It is a notable that SEC has not provided any comprehensive guidance about its rationale regarding the level of fines and type of industry bans it seeks, or its decision to assign cases to courts or to administrative proceedings. This information would provide benchmarks that could facilitate public monitoring of SEC enforcement. Lack of transparency in the SECs enforcement operations certainly favors the analysis of Gadinis. The analysis explores the cases involving big law firms and shows that their employees are more likely to end up in administrative proceedings. On the other hand, cases involving small firms and their employees are more likely to end up in court. But it is worth to note that SEC tends to assign to courts cases where the harm to investors was larger.

Comment by: Kumar Pallav Corporate law: Policy Analysis

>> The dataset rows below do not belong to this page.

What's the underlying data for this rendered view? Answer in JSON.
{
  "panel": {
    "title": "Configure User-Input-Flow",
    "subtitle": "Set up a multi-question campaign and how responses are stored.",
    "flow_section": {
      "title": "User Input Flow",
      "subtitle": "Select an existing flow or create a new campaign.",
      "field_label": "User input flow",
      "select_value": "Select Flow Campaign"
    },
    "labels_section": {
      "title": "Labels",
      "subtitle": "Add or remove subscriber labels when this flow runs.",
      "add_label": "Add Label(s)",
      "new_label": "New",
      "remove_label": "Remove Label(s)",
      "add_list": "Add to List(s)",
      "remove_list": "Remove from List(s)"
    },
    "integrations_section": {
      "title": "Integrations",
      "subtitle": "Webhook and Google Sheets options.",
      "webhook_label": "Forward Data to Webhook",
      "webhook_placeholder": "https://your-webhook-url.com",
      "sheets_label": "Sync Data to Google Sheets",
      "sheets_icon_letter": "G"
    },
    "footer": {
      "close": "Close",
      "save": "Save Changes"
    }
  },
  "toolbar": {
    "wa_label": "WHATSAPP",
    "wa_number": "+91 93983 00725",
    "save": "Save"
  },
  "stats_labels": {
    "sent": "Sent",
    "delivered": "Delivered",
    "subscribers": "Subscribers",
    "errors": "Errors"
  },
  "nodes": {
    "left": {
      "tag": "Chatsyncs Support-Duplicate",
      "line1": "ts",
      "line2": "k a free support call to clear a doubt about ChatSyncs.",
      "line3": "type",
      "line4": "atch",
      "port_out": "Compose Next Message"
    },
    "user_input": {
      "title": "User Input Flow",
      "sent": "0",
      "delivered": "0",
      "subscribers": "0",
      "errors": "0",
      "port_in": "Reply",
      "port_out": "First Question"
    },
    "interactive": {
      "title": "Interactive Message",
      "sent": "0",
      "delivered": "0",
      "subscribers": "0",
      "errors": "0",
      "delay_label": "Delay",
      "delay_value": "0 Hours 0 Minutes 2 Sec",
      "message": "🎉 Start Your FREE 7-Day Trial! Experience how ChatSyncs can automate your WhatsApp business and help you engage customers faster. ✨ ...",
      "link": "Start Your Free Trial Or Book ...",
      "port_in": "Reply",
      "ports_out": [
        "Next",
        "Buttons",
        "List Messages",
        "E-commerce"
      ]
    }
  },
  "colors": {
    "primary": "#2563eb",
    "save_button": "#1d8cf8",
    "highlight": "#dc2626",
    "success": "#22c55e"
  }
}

I admire finding in this paper which bring to light the lack of transparency in the SECs enforcement operations, and link it to the observed bias in favor of big firm defendants. This paper addresses the central issue of the agencys future enforcement outlook and suggests SEC to maintain the balance between big and small firm actions.